Alvaro Gonzalez's picture

In a recent blog, our colleague Birgit Hansl adds her voice to the chorus of economists warning us of Russia’s coming deceleration.  If she is right, this is especially bad news for Russia. If the recent past is an indicator of what may happen; this looming slump will have dramatic effects on the structure of the economy. 

A slowdown in Russia means a wiping out of gains made during booms.  Russia’s economy has experienced several booms and busts in the recent past.  We found that  young firms, even if they are efficient, were more likely to die off during a slump.  Not so for incumbents.  They had staying power independent of their relative efficiency.  So much for the new blood that the economy needs to diversify!

Russia's economy is concentrated and dependent on the extraction of natural resources. Recent trends are not promising. Growth in Russia has been limited to a few sectors and to a few firms. Russia is much less diversified today than it was during the Soviet Era, both within and across sectors. The bottom quartile of the manufacturing sector, ranked by operating revenue, contributes 0.6 percent of total manufacturing output while the top quartile contributes 80 percent. In addition, the average share of output for the bottom quartile of firms (in terms of operating revenue) in a manufacturing sector is 0.06 percent while the share of the top quartile is 94.7 percent.

The extraction of natural resources depends on specialized inputs, assets and capabilities which are difficult to redeploy to, say, complex manufacturing products. It is often argued that without state aid, diversification will not occur because the economy just will do what it has done in the past. But is this true? Are new firms emerging? And if they are emerging, are they sticking around to form the basis for a more diversified economy?  The answer is yes and no, respectively, but the nature of Russia’s output volatility has a lot to do with these answers.

Manufacturing output volatility in Russia is higher

Russian sector-level growth is more volatile, than comparable economies around the world. See Figure 1. The more extended spread of the box and the whiskers alongside indicate higher variances in growth rates.

Volatility in Russia affects nearly all manufacturing sectors. When things are booming, the boom is shared by nearly all.  When things go bust, practically all sectors go bust.

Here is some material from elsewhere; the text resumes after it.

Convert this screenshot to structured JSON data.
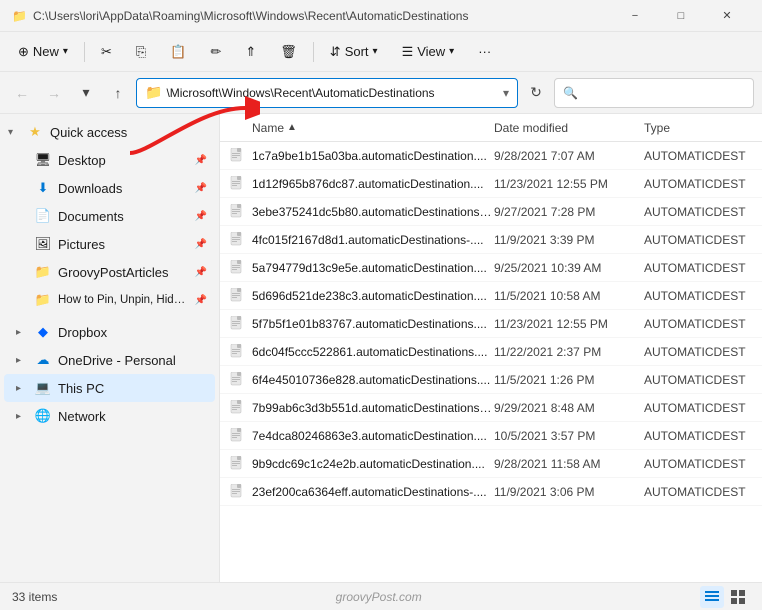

The relatively high level of concentration of output, across firms and sectors, exacerbates the problem.

Manufacturing output slumps are deeper and last longer

Russian surges have similar looking peaks and last about as long as those in comparator countries (Figure 2). The slumps look different, however.

Slumps are deeper in Russia.  A Russian slump is likely to be characterized by higher negative growth rates than in other economies.  Slumps last longer in Russia than in other economies as well. For slumps of less than 6 years (the horizontal axis), the probability (the vertical axis) of a slump persisting for another period is higher in Russia (the step–like line is above that of the other economies).

The staying power of new, relatively efficient firms (particularly during longer and deeper slumps) is the central economic issue for diversification in Russia. Our analysis shows that younger, more productive firms do not have higher odds of surviving slumps. During long and deep slumps, older firms, especially those facing less competition, are more likely to survive. Unfortunately older, less efficient firms in sectors with little competition are often not the champions of change and innovation that form the basis of diversification.

The emergence of new firms appears not to be the constraint to economic diversification in Russia. The main constraint is the poor odds of young firm survival during long, deep slumps. The staying power of hardened incumbents that have survived many surges and slumps, regardless of their efficiency, does not help the entrants’ odds of survival. Incumbents that are inefficient but can weather slumps hold on to resources that could be used by more efficient firms. From a policy perspective, the focus may need to be more on removing barriers to the survival of young, efficient firms during output slumps, rather than just promoting emergence. One thing is clear: More competition and a better business environment would help clear out the old and bring in the new!